Struggling New York Giants right tackle Evan Neal chided his detractors in a chat with NJ Advance Media on Wednesday, encouraging them to “boo louder,” among other things, before retracting his remarks in a social media post hours later.
Neal, the seventh-overall pick in the 2022 NFL Draft out of Alabama, was a part of the Giants offensive line in their 24-3 loss to the Seattle Seahawks on Monday night. The line allowed 11 sacks. He jokingly gestured for the home crowd to deliver more of the verbal vitriol during halftime in response to their boos.
“They were booing us, so I said, ‘Boo louder!'” Neal told NJ Advance Media on Wednesday, before insisting that the opinions of his critics was not among his concerns.
“Why would a lion concern himself with the opinion of a sheep? … The person that’s commenting on my performance, what does he do?” Neal said. “Flip hot dogs and hamburgers somewhere?”
In the interview, Neal added that the Giants’ booing demonstrated that part of the supporters were “fair-weather” and “bandwagoners.” Last season, New York went 9-7-1 and won a playoff game, but in its two home games this year—both of which were in prime time—the Knicks have been outscored 64-3. The Giants’ 18 sacks in their opening two home games are the most by any club in their opening two home games since sacks tracking began.
In a letter published on Wednesday night to X, formerly Twitter, Neal subsequently expressed regret for his remarks, stating,
“I am wrong for lashing out at the fans who are just as passionate and frustrated as I am. I let my frustrations in my play + desire to win get the best of me. I had no right to make light of anyone’s job and I deeply regret the things I said.
“We are working day in and day out to grow as a team and this was an unnecessary distraction. I apologize.”
Neal, who argued in the interview that he is improving after a difficult rookie season, gave up a team-high seven pressures against the Seahawks on Monday, according to Pro Football Focus. This season, he has taken 20 total pressures. Neal ranks 39th out of 65 qualified tackles with an 84.8% pass block victory percentage.
The young lineman is now being scrutinized as a result. In his second season, the Giants really needed him to improve because the interior of the line already had significant issues.
Neal, who acknowledged that he frequently sees negative social media comments because he is tagged, insisted that he is not particularly interested in the views of others.
“Most critics really don’t understand the game of football to the level that we understand it in this building,” he said. “So why would a lion concern himself with the opinion of a sheep? I’m just going to focus on Evan — and getting better. I honestly do not care what anybody has to say about Evan Neal, because they’re going to talk anyway.
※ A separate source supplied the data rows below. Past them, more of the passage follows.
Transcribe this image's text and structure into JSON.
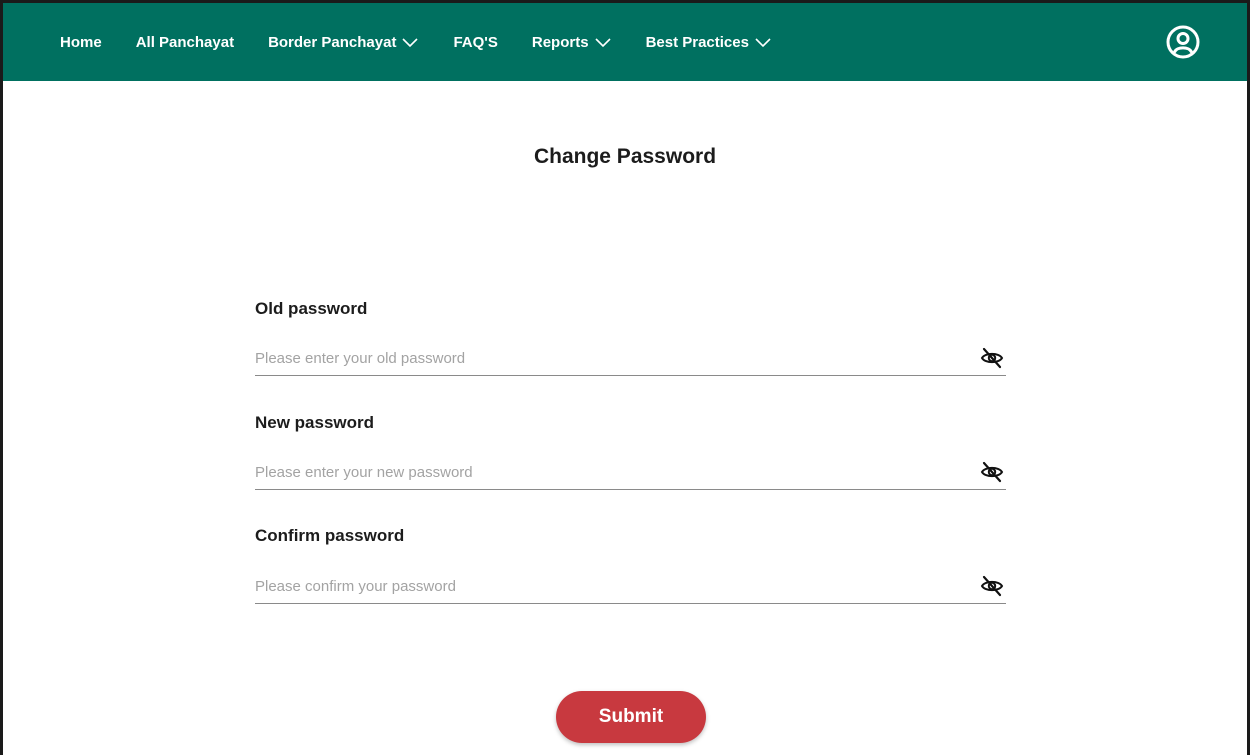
{
  "nav": {
    "items": [
      {
        "label": "Home",
        "dropdown": false
      },
      {
        "label": "All Panchayat",
        "dropdown": false
      },
      {
        "label": "Border Panchayat",
        "dropdown": true
      },
      {
        "label": "FAQ'S",
        "dropdown": false
      },
      {
        "label": "Reports",
        "dropdown": true
      },
      {
        "label": "Best Practices",
        "dropdown": true
      }
    ],
    "user_icon": "user-circle-icon",
    "background": "#007060"
  },
  "page": {
    "title": "Change Password"
  },
  "form": {
    "old_password": {
      "label": "Old password",
      "placeholder": "Please enter your old password",
      "value": "",
      "toggle_icon": "eye-slash-icon"
    },
    "new_password": {
      "label": "New password",
      "placeholder": "Please enter your new password",
      "value": "",
      "toggle_icon": "eye-slash-icon"
    },
    "confirm_password": {
      "label": "Confirm password",
      "placeholder": "Please confirm your password",
      "value": "",
      "toggle_icon": "eye-slash-icon"
    },
    "submit_label": "Submit",
    "submit_color": "#c8393f"
  }
}
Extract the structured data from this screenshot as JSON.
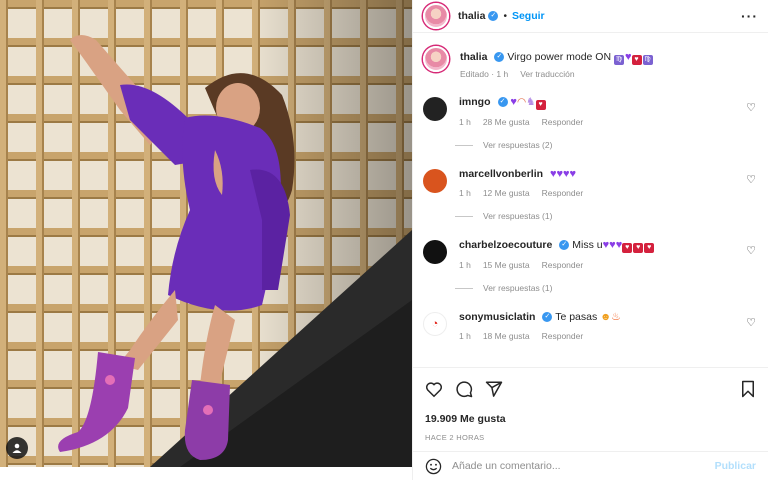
{
  "colors": {
    "accent": "#0095f6",
    "verified": "#3897f0",
    "dress": "#6a2db8",
    "wood": "#c8a46c",
    "muted": "#8e8e8e"
  },
  "post": {
    "author": "thalia",
    "follow_label": "Seguir",
    "caption_user": "thalia",
    "caption_text": "Virgo power mode ON",
    "caption_meta": {
      "edited": "Editado · 1 h",
      "translate": "Ver traducción"
    },
    "likes": "19.909 Me gusta",
    "date": "HACE 2 HORAS",
    "comment_placeholder": "Añade un comentario...",
    "post_label": "Publicar"
  },
  "comments": [
    {
      "user": "imngo",
      "text": "",
      "emoji": [
        "purple-heart-icon",
        "rainbow-icon",
        "unicorn-icon",
        "red-heart-icon"
      ],
      "time": "1 h",
      "likes": "28 Me gusta",
      "reply": "Responder",
      "replies": "Ver respuestas (2)"
    },
    {
      "user": "marcellvonberlin",
      "text": "",
      "emoji": [
        "purple-heart-icon",
        "purple-heart-icon",
        "purple-heart-icon",
        "purple-heart-icon"
      ],
      "time": "1 h",
      "likes": "12 Me gusta",
      "reply": "Responder",
      "replies": "Ver respuestas (1)"
    },
    {
      "user": "charbelzoecouture",
      "text": "Miss u",
      "emoji": [
        "purple-heart-icon",
        "purple-heart-icon",
        "purple-heart-icon",
        "red-heart-icon",
        "red-heart-icon",
        "red-heart-icon"
      ],
      "time": "1 h",
      "likes": "15 Me gusta",
      "reply": "Responder",
      "replies": "Ver respuestas (1)"
    },
    {
      "user": "sonymusiclatin",
      "text": "Te pasas",
      "emoji": [
        "star-struck-icon",
        "fire-icon"
      ],
      "time": "1 h",
      "likes": "18 Me gusta",
      "reply": "Responder"
    }
  ]
}
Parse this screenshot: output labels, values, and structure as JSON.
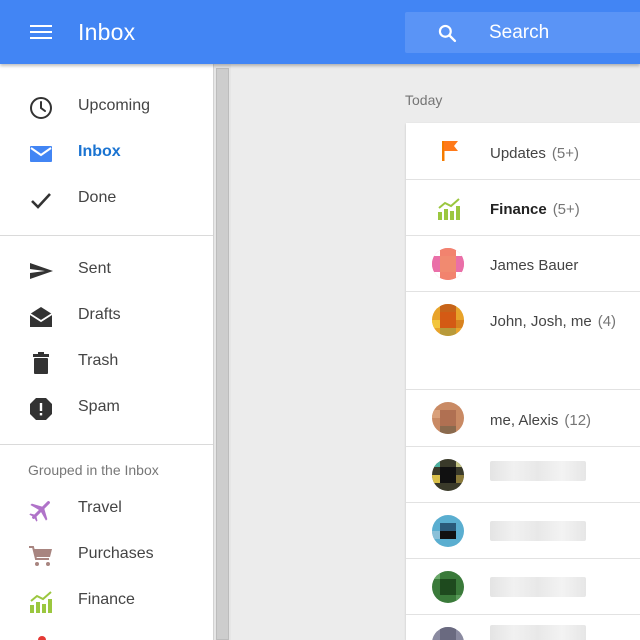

“At the end of the day, I put a lot of good things on film. But people are going to go and find the bad reps, and that’s what they’re going to highlight. That’s what they’re going to put out there. I can’t control that. So why should I care?”